(GoRealNewsNow.com) – Four indigenous children have been discovered alive in the Amazon jungle, having survived for 40 days on their own, after their plane crashed last month in the South American country of Colombia.
The children were traveling with their mother and two other adults from the Amazonian village of Araracuara to San Jose del Guaviare on a Cessna single-engine propeller plane.
The small aircraft disappeared from the radar after the pilot declared an emergency due to engine failure. All adults perished after the crash, but the children aged 13, 9, 4, and 11 months survived.
On Sunday, the children were already recovering at a military hospital in Colombia, where they will remain for two weeks for treatment, the AP reports, as cited by The Washington Times.
Family members say some of the embattled kids are already speaking and eager to do more than just lying on a bed.
The oldest child in the family, 13-year-old Lesly Jacobombaire Mucutuy, told her stepfather, Manuel Ranoque, the father of the two youngest children, that their mother was alive for four days after the May 1 crash.
He revealed that before she died, the mother probably told the kid to leave the wreckage site to be able to survive.
Fidencio Valencia, an uncle, said the kids hid in tree trunks to protect themselves from snakes, mosquitos, and other animals in the jungle.
“They at least are already eating, a little, but they are eating,” he said after visiting them at the military hospital in Bogota.
Colombia’s Defense Minister Iván Velásquez said the kids were being rehydrated and still unable to eat.
According to Dairo Juvenal Mucutuy, another uncle, one of the children told him he wanted to start walking.
“Uncle, I want shoes, I want to walk, but my feet hurt,” the boy said in his words.
“The only thing that I told the kid (was), ‘When you recover, we will play soccer,” he added.
The children, who are members of the Huitoto indigenous group, survived by eating cassava flour and seeds.
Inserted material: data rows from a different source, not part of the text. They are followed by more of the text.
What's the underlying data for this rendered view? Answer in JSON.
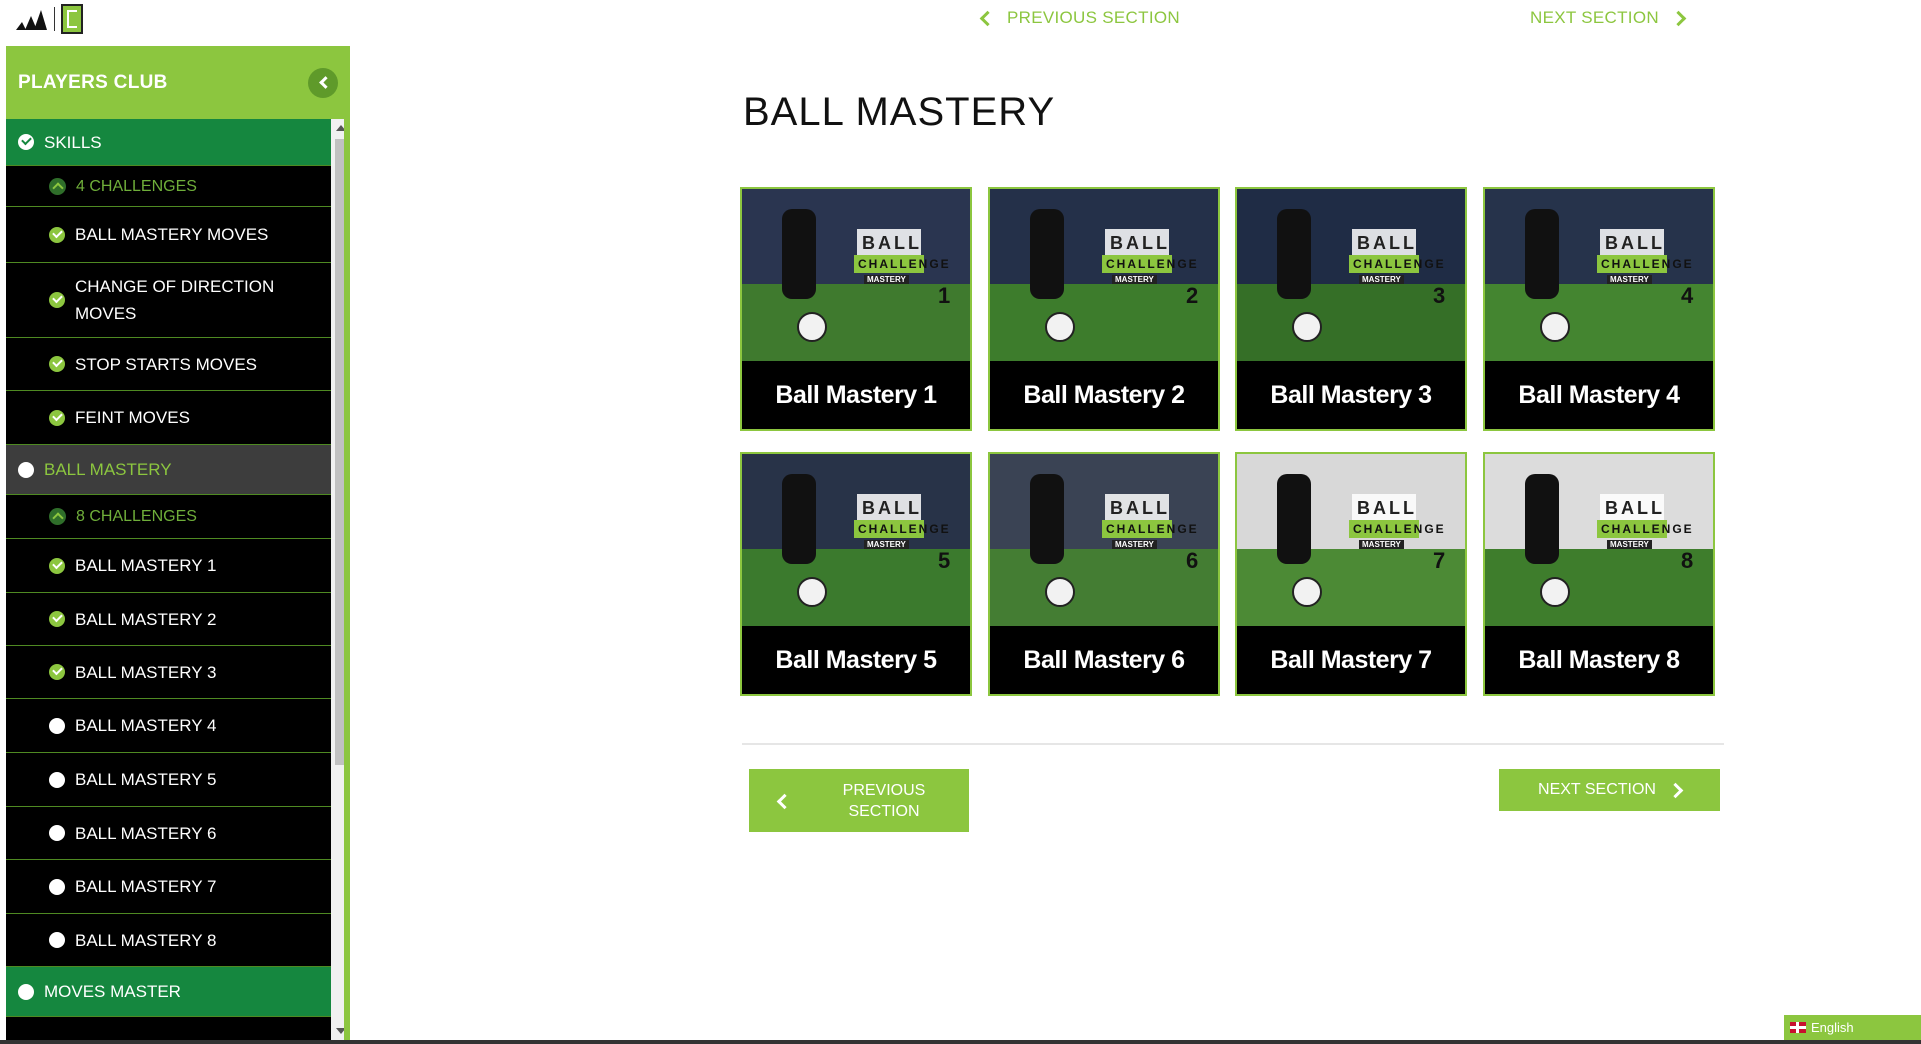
{
  "top_nav": {
    "previous": "PREVIOUS SECTION",
    "next": "NEXT SECTION"
  },
  "sidebar": {
    "title": "PLAYERS CLUB",
    "items": [
      {
        "label": "SKILLS",
        "kind": "section",
        "icon": "check-icon"
      },
      {
        "label": "4 CHALLENGES",
        "kind": "challenges",
        "icon": "chevron-up-icon"
      },
      {
        "label": "BALL MASTERY MOVES",
        "kind": "sub",
        "icon": "check-icon"
      },
      {
        "label": "CHANGE OF DIRECTION MOVES",
        "kind": "sub",
        "icon": "check-icon"
      },
      {
        "label": "STOP STARTS MOVES",
        "kind": "sub",
        "icon": "check-icon"
      },
      {
        "label": "FEINT MOVES",
        "kind": "sub",
        "icon": "check-icon"
      },
      {
        "label": "BALL MASTERY",
        "kind": "section-active",
        "icon": "dot-icon"
      },
      {
        "label": "8 CHALLENGES",
        "kind": "challenges",
        "icon": "chevron-up-icon"
      },
      {
        "label": "BALL MASTERY 1",
        "kind": "sub",
        "icon": "check-icon"
      },
      {
        "label": "BALL MASTERY 2",
        "kind": "sub",
        "icon": "check-icon"
      },
      {
        "label": "BALL MASTERY 3",
        "kind": "sub",
        "icon": "check-icon"
      },
      {
        "label": "BALL MASTERY 4",
        "kind": "sub",
        "icon": "dot-icon"
      },
      {
        "label": "BALL MASTERY 5",
        "kind": "sub",
        "icon": "dot-icon"
      },
      {
        "label": "BALL MASTERY 6",
        "kind": "sub",
        "icon": "dot-icon"
      },
      {
        "label": "BALL MASTERY 7",
        "kind": "sub",
        "icon": "dot-icon"
      },
      {
        "label": "BALL MASTERY 8",
        "kind": "sub",
        "icon": "dot-icon"
      },
      {
        "label": "MOVES MASTER",
        "kind": "section",
        "icon": "dot-icon"
      }
    ]
  },
  "main": {
    "title": "BALL MASTERY",
    "cards": [
      {
        "label": "Ball Mastery 1",
        "number": "1"
      },
      {
        "label": "Ball Mastery 2",
        "number": "2"
      },
      {
        "label": "Ball Mastery 3",
        "number": "3"
      },
      {
        "label": "Ball Mastery 4",
        "number": "4"
      },
      {
        "label": "Ball Mastery 5",
        "number": "5"
      },
      {
        "label": "Ball Mastery 6",
        "number": "6"
      },
      {
        "label": "Ball Mastery 7",
        "number": "7"
      },
      {
        "label": "Ball Mastery 8",
        "number": "8"
      }
    ],
    "thumb_text": {
      "ball": "BALL",
      "mastery": "MASTERY",
      "challenge": "CHALLENGE"
    }
  },
  "buttons": {
    "previous": "PREVIOUS SECTION",
    "next": "NEXT SECTION"
  },
  "language": {
    "label": "English"
  },
  "colors": {
    "accent": "#8cc63f",
    "section_green": "#15873f",
    "sidebar_bg": "#000000"
  }
}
Their familiarity with the rainforest’s fruits was vital for their survival.
— The Washington Times (@WashTimes) June 11, 2023